**YOUR GOAL**
The answer consists solely of the data below, reproduced exactly.
DATA SHOWN: Begin
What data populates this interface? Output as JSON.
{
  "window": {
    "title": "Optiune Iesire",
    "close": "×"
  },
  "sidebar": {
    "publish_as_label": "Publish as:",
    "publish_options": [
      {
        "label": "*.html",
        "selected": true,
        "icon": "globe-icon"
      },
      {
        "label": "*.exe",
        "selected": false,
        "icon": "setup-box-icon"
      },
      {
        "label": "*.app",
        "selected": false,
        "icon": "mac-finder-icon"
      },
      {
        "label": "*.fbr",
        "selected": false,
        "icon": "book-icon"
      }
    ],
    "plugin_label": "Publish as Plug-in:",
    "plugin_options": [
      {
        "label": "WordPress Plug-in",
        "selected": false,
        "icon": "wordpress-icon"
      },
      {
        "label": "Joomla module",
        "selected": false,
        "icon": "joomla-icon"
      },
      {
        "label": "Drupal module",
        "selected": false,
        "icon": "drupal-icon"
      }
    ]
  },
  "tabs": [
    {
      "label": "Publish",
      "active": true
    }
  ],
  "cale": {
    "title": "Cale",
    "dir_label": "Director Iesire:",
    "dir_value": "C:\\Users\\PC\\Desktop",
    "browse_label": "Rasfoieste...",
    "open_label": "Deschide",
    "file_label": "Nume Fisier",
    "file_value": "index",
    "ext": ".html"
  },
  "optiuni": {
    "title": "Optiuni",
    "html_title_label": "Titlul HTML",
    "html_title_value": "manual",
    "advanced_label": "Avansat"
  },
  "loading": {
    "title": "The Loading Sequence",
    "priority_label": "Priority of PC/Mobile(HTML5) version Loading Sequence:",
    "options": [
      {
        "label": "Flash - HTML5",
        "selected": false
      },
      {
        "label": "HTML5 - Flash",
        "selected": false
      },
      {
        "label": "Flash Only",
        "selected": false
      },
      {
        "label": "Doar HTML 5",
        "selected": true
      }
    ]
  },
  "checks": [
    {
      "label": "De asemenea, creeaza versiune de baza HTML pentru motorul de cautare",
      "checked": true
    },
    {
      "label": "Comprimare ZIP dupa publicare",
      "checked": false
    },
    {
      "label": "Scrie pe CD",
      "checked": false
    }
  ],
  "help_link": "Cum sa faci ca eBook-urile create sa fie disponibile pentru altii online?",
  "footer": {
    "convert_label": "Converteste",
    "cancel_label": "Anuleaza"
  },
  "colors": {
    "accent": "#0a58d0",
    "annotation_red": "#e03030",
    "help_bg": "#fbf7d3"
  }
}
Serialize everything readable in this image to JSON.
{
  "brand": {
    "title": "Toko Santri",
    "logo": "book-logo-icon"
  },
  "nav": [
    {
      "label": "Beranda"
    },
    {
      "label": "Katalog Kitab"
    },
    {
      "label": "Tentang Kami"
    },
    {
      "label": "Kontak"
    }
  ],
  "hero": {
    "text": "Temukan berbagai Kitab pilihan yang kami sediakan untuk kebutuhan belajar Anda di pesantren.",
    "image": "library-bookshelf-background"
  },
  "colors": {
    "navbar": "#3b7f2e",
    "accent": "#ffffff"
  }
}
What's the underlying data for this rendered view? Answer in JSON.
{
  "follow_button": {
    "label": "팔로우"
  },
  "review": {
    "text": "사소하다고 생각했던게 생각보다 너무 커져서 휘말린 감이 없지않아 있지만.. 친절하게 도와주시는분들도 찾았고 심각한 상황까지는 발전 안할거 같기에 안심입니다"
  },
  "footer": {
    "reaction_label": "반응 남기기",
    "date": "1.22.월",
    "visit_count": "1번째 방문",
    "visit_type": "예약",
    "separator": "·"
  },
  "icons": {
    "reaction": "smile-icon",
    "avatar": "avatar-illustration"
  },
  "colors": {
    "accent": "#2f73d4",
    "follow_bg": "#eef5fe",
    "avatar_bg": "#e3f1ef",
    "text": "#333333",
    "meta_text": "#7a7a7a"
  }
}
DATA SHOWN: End
**ANSWER**
What data populates this interface? Output as JSON.
{
  "window": {
    "title": "Optiune Iesire",
    "close": "×"
  },
  "sidebar": {
    "publish_as_label": "Publish as:",
    "publish_options": [
      {
        "label": "*.html",
        "selected": true,
        "icon": "globe-icon"
      },
      {
        "label": "*.exe",
        "selected": false,
        "icon": "setup-box-icon"
      },
      {
        "label": "*.app",
        "selected": false,
        "icon": "mac-finder-icon"
      },
      {
        "label": "*.fbr",
        "selected": false,
        "icon": "book-icon"
      }
    ],
    "plugin_label": "Publish as Plug-in:",
    "plugin_options": [
      {
        "label": "WordPress Plug-in",
        "selected": false,
        "icon": "wordpress-icon"
      },
      {
        "label": "Joomla module",
        "selected": false,
        "icon": "joomla-icon"
      },
      {
        "label": "Drupal module",
        "selected": false,
        "icon": "drupal-icon"
      }
    ]
  },
  "tabs": [
    {
      "label": "Publish",
      "active": true
    }
  ],
  "cale": {
    "title": "Cale",
    "dir_label": "Director Iesire:",
    "dir_value": "C:\\Users\\PC\\Desktop",
    "browse_label": "Rasfoieste...",
    "open_label": "Deschide",
    "file_label": "Nume Fisier",
    "file_value": "index",
    "ext": ".html"
  },
  "optiuni": {
    "title": "Optiuni",
    "html_title_label": "Titlul HTML",
    "html_title_value": "manual",
    "advanced_label": "Avansat"
  },
  "loading": {
    "title": "The Loading Sequence",
    "priority_label": "Priority of PC/Mobile(HTML5) version Loading Sequence:",
    "options": [
      {
        "label": "Flash - HTML5",
        "selected": false
      },
      {
        "label": "HTML5 - Flash",
        "selected": false
      },
      {
        "label": "Flash Only",
        "selected": false
      },
      {
        "label": "Doar HTML 5",
        "selected": true
      }
    ]
  },
  "checks": [
    {
      "label": "De asemenea, creeaza versiune de baza HTML pentru motorul de cautare",
      "checked": true
    },
    {
      "label": "Comprimare ZIP dupa publicare",
      "checked": false
    },
    {
      "label": "Scrie pe CD",
      "checked": false
    }
  ],
  "help_link": "Cum sa faci ca eBook-urile create sa fie disponibile pentru altii online?",
  "footer": {
    "convert_label": "Converteste",
    "cancel_label": "Anuleaza"
  },
  "colors": {
    "accent": "#0a58d0",
    "annotation_red": "#e03030",
    "help_bg": "#fbf7d3"
  }
}
Serialize everything readable in this image to JSON.
{
  "brand": {
    "title": "Toko Santri",
    "logo": "book-logo-icon"
  },
  "nav": [
    {
      "label": "Beranda"
    },
    {
      "label": "Katalog Kitab"
    },
    {
      "label": "Tentang Kami"
    },
    {
      "label": "Kontak"
    }
  ],
  "hero": {
    "text": "Temukan berbagai Kitab pilihan yang kami sediakan untuk kebutuhan belajar Anda di pesantren.",
    "image": "library-bookshelf-background"
  },
  "colors": {
    "navbar": "#3b7f2e",
    "accent": "#ffffff"
  }
}
What's the underlying data for this rendered view? Answer in JSON.
{
  "follow_button": {
    "label": "팔로우"
  },
  "review": {
    "text": "사소하다고 생각했던게 생각보다 너무 커져서 휘말린 감이 없지않아 있지만.. 친절하게 도와주시는분들도 찾았고 심각한 상황까지는 발전 안할거 같기에 안심입니다"
  },
  "footer": {
    "reaction_label": "반응 남기기",
    "date": "1.22.월",
    "visit_count": "1번째 방문",
    "visit_type": "예약",
    "separator": "·"
  },
  "icons": {
    "reaction": "smile-icon",
    "avatar": "avatar-illustration"
  },
  "colors": {
    "accent": "#2f73d4",
    "follow_bg": "#eef5fe",
    "avatar_bg": "#e3f1ef",
    "text": "#333333",
    "meta_text": "#7a7a7a"
  }
}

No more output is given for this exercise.